--- RECORDED INFORMATION ---
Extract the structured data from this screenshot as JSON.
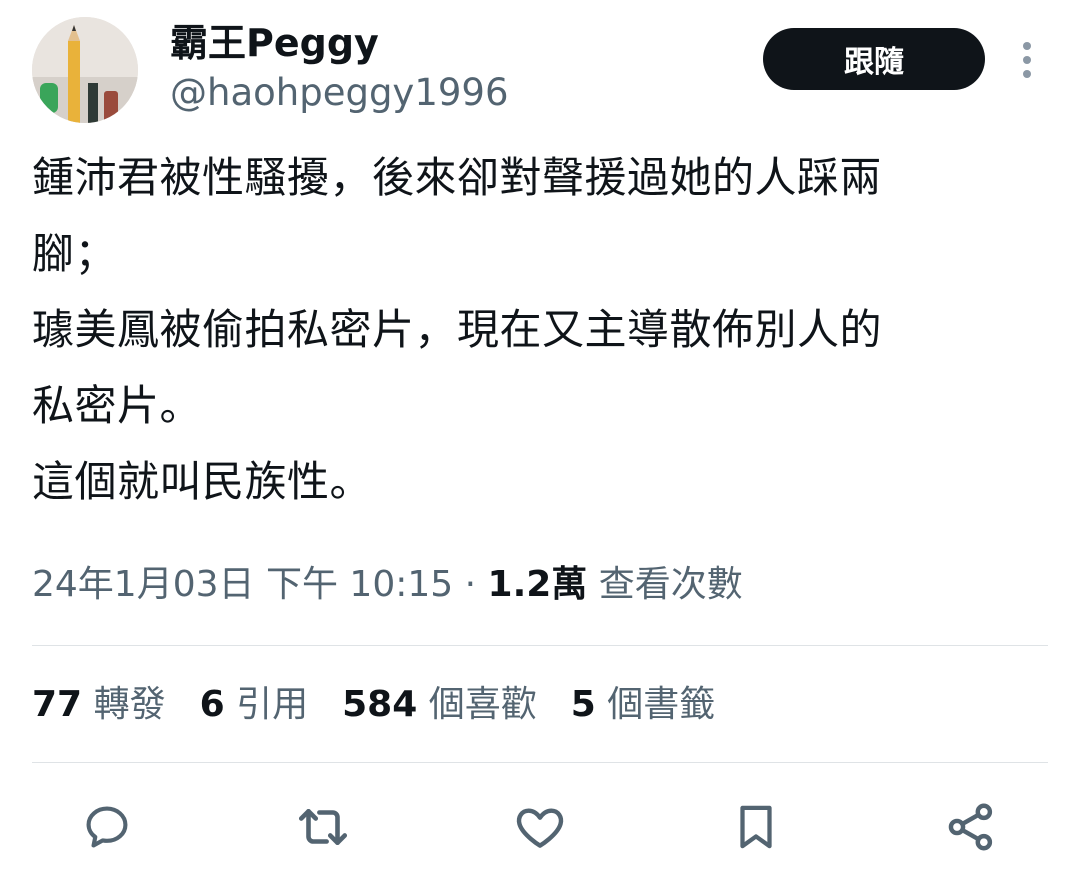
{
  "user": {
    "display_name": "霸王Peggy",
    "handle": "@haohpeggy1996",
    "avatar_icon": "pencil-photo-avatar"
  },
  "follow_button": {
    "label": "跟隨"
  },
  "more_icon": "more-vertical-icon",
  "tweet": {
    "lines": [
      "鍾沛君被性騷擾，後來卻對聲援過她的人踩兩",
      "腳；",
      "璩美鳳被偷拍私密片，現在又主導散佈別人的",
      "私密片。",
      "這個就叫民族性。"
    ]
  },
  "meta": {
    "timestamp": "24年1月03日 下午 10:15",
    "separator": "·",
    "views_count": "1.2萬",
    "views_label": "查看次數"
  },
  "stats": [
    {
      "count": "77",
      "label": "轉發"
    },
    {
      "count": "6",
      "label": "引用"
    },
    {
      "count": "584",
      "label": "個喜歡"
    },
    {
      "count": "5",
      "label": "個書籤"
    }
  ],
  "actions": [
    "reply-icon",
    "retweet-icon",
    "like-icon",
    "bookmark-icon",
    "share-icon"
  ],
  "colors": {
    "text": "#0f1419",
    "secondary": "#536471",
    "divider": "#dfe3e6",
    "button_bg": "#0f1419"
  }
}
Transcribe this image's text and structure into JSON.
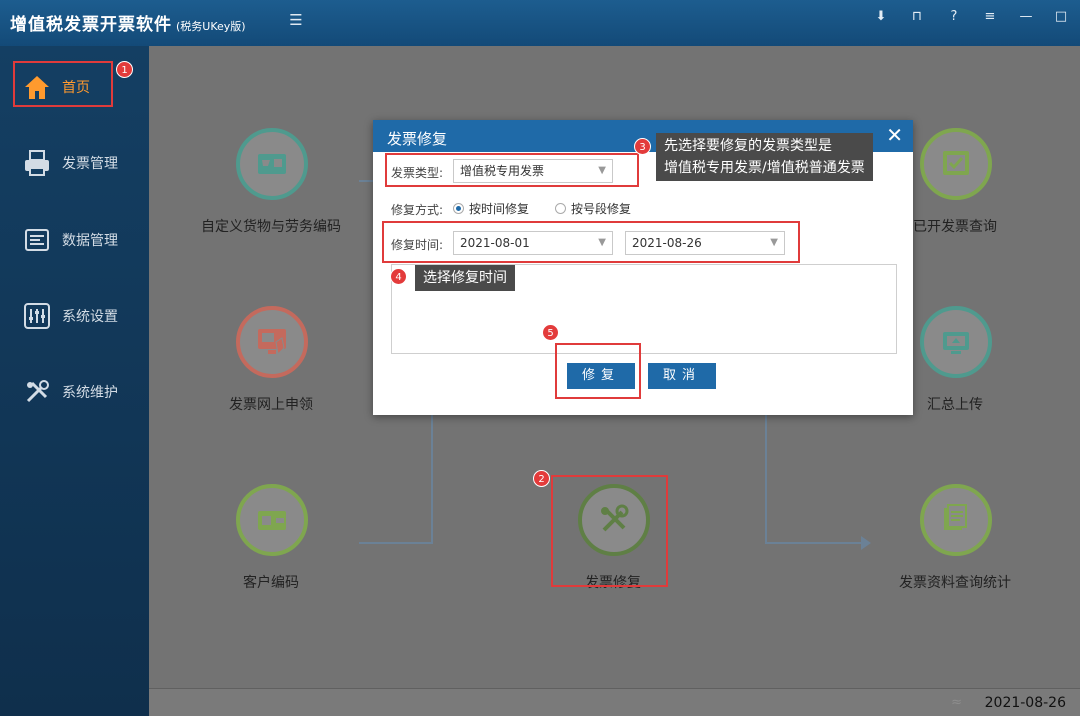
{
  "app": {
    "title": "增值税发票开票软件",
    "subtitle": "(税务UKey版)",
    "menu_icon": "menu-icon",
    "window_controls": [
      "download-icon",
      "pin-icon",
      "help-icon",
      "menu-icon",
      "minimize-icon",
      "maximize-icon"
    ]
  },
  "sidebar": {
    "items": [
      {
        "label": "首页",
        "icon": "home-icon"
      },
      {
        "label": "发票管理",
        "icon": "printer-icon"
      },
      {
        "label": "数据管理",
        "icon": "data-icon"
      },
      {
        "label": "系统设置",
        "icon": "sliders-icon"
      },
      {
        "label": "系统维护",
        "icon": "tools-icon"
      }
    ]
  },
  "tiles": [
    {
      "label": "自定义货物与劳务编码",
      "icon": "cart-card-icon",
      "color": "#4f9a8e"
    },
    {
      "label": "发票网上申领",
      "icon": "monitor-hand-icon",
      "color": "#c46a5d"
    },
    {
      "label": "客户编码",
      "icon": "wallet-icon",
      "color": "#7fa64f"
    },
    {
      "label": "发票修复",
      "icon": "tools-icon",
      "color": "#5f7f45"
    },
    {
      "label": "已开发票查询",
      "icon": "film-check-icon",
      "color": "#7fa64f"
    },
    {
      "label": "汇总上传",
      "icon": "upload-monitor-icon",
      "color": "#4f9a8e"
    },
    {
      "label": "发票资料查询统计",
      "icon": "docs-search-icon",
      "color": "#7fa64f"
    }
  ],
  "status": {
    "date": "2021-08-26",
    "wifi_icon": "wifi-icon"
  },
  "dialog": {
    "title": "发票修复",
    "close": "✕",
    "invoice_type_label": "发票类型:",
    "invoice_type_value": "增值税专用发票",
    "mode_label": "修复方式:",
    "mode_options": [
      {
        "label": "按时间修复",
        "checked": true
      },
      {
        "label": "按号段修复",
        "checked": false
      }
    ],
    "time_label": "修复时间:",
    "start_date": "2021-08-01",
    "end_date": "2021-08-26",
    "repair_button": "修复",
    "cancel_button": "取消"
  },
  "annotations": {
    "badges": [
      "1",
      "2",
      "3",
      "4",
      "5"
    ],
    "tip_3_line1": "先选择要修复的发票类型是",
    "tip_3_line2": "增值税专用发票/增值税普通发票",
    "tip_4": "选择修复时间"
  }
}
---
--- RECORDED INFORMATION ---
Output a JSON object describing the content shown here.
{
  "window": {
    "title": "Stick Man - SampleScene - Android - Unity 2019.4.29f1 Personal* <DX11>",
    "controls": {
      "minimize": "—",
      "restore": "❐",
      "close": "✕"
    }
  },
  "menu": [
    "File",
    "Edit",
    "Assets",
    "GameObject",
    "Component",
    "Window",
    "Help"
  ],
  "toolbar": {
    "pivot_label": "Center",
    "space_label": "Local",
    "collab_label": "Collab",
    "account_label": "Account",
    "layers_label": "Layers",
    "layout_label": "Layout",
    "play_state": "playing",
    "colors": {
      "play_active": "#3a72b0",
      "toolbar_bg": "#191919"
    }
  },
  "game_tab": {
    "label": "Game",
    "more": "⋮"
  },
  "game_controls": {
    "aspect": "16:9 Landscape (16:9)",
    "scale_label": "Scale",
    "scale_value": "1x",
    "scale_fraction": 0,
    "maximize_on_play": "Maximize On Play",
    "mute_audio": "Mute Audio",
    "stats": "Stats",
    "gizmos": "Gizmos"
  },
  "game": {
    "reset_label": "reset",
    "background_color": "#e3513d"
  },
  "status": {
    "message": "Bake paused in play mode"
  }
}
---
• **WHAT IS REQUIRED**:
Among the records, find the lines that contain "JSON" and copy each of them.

• **FINISHED TASK**:
Extract the structured data from this screenshot as JSON.
Transcribe this image's text and structure into JSON.
Output a JSON object describing the content shown here.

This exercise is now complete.